To what end, ultimately?
The goal is to one day have a comprehensive network for sensing greenhouse gases in all the major cities across America or even the world. With that in place, an obvious application would be capping sources of fugitive emissions. An eagle-eyed satellite might detect roiling leaks in natural-gas pipes caused by aging infrastructure, or disasters like hurricanes and earthquakes. Then cities could prioritize repair crews accordingly.
If the researchers can extract the signature of freeway traffic, it could instruct a municipality how and where to build future roads, enact tolls, or allot carpool lanes. It could also alter the dialogue of commuting: If you reside in the suburbs but drive through a city every day to work, are you somehow on the hook financially or morally for spewing fumes into the greater urban cloud? That issue matters in Los Angeles, where regional commuters arguably bear environmental responsibilities "even if they don't live in L.A.," says Pascual of the mayor's office.
As the outlines of our individual footprints become clearer, perhaps the Megacities legacy could even motivate some of us to pull the old bike out of storage instead of reaching for the car keys.
"I guess people are aware that when they use their cars, there's something coming out of the exhaust pipes. But because they can't see it, they don't really have a feeling for how much is coming out," says Scripps' Keeling. "That's created a bit of complacency."
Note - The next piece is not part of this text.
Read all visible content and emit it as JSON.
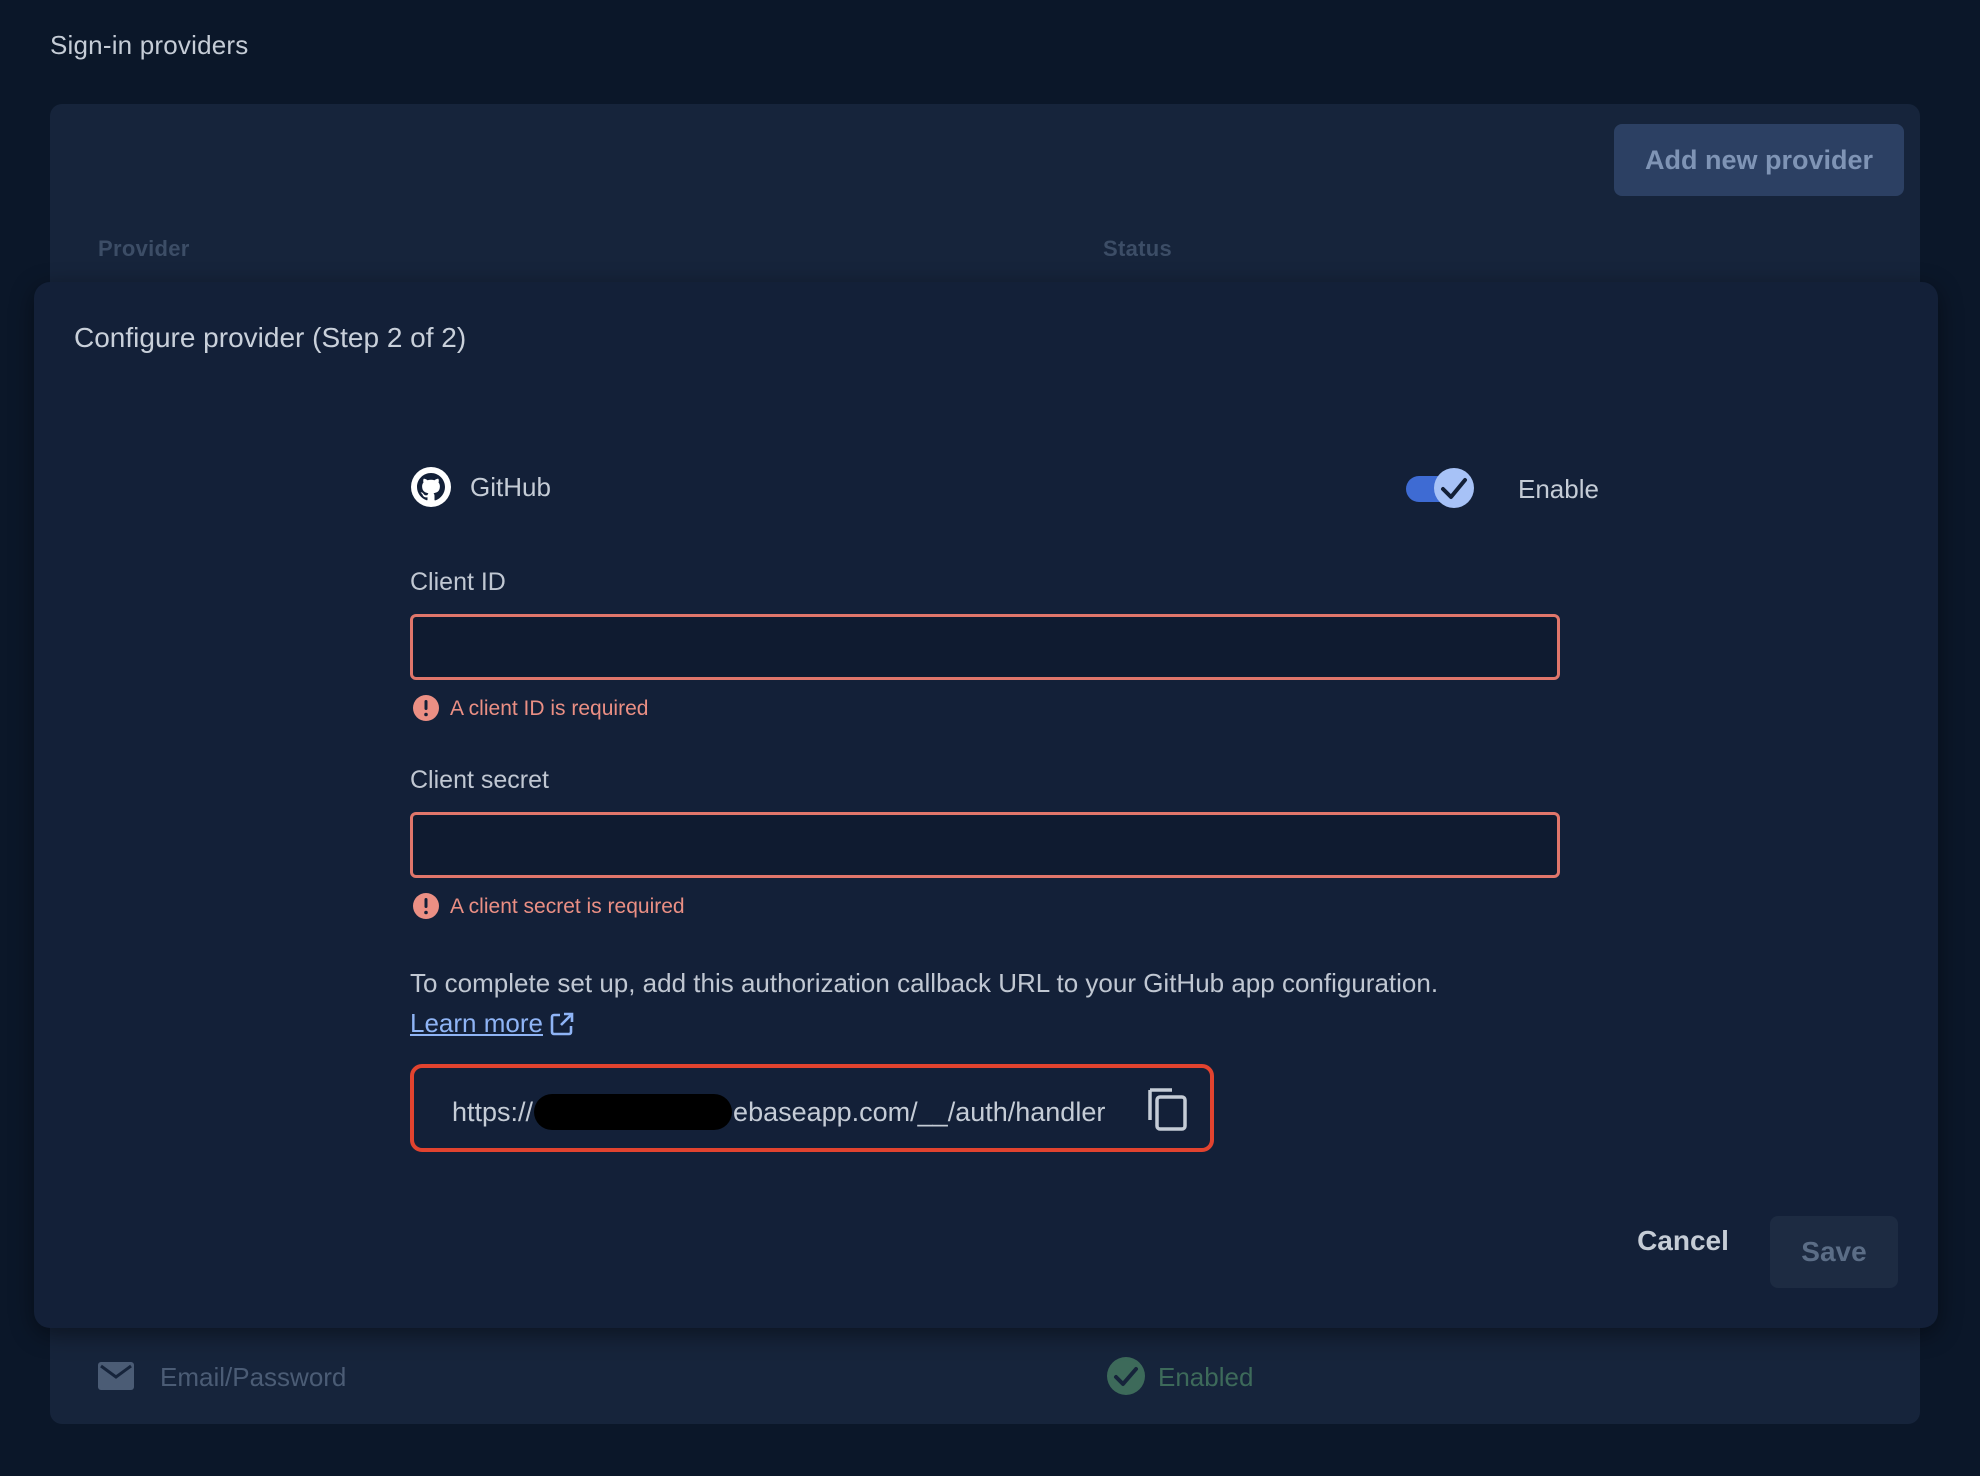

This essay appears in the ebook "City 2.0: The Habitat of the Future and How to Get There," co-produced in partnership by The Atlantic Cities and TED Books.